(INPUT DATA begins)

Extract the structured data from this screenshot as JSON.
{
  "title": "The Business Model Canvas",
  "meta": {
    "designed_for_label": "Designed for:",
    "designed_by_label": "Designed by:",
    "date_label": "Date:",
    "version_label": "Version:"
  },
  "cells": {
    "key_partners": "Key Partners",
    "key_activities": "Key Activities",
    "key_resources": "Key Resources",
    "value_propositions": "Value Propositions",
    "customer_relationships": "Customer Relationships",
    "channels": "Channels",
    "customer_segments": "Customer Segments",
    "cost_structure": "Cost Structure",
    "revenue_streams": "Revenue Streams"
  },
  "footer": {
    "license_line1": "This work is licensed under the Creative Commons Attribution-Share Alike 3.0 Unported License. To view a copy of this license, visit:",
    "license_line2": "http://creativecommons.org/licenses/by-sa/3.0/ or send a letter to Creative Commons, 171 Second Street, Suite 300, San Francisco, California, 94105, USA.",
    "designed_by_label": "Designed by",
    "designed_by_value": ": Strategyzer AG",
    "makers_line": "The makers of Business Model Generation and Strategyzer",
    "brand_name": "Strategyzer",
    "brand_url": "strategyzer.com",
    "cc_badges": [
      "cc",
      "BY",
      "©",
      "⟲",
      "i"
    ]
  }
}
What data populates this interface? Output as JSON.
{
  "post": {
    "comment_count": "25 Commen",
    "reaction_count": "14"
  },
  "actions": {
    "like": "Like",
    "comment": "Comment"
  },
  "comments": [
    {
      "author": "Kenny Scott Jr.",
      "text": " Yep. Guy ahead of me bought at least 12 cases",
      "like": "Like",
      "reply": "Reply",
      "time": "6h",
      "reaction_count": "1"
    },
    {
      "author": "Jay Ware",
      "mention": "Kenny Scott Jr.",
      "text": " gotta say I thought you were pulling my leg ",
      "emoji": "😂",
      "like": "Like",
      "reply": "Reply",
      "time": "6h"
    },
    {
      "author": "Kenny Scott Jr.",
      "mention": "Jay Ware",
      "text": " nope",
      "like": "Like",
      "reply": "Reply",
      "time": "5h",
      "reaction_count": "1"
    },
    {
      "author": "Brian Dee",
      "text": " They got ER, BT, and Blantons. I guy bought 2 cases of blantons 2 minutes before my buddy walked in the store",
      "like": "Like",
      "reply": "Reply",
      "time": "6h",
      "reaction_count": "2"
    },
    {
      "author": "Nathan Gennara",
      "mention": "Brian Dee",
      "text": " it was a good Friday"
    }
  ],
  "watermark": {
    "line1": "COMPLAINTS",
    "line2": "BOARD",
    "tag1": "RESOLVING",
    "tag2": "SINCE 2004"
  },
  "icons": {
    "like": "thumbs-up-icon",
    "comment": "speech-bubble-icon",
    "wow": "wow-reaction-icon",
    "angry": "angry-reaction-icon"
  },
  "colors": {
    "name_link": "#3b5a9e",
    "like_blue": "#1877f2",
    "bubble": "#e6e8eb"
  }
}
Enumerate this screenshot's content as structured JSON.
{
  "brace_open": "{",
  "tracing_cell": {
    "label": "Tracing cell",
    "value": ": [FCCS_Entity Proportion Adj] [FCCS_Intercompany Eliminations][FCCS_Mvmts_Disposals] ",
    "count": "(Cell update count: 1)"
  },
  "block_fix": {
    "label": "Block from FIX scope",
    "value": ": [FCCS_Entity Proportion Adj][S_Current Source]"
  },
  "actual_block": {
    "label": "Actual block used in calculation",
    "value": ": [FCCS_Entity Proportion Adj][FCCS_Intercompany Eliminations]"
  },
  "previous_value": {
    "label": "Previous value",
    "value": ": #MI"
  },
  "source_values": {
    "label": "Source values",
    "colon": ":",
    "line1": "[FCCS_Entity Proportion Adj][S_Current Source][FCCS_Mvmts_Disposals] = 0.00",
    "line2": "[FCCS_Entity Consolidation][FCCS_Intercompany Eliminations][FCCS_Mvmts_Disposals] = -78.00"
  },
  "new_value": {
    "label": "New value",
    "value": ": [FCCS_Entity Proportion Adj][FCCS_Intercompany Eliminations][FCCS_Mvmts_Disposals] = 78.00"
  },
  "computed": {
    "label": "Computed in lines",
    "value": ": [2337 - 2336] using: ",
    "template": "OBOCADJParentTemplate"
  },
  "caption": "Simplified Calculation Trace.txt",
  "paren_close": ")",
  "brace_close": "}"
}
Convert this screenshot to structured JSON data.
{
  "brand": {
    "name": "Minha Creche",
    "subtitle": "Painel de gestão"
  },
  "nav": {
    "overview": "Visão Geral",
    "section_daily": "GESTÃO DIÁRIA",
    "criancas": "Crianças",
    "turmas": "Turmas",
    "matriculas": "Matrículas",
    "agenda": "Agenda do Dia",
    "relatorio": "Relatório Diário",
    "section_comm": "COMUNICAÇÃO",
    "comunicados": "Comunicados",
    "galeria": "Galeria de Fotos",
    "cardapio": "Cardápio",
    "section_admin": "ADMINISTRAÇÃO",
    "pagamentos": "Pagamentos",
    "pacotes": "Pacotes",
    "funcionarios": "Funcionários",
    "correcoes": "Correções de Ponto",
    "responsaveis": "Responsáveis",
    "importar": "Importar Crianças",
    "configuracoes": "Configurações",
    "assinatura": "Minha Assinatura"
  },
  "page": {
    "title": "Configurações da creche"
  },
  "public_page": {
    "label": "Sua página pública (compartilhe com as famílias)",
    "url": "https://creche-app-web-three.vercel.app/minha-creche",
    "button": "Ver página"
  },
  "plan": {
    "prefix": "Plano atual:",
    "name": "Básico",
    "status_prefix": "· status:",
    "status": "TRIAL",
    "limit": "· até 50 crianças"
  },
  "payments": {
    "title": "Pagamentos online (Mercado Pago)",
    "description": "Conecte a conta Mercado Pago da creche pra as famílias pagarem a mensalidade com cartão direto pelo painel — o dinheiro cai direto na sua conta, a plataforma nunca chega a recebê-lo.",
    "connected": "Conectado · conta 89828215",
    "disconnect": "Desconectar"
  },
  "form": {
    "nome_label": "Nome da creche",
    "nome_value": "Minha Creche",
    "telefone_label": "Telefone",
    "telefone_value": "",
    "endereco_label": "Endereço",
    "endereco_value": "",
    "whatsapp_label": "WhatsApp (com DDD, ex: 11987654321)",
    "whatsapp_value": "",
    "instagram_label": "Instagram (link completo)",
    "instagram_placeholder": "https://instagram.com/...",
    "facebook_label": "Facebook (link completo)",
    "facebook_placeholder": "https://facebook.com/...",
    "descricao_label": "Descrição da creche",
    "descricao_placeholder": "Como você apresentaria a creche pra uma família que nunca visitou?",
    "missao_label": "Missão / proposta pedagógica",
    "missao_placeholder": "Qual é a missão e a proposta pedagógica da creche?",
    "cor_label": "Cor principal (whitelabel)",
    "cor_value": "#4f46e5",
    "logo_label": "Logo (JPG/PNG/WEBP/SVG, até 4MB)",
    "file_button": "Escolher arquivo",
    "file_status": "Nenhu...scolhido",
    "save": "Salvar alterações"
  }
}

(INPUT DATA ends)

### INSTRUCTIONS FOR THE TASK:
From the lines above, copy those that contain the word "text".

### SOLUTION FOR THIS TASK:
      "text": " Yep. Guy ahead of me bought at least 12 cases",
      "text": " gotta say I thought you were pulling my leg ",
      "text": " nope",
      "text": " They got ER, BT, and Blantons. I guy bought 2 cases of blantons 2 minutes before my buddy walked in the store",
      "text": " it was a good Friday"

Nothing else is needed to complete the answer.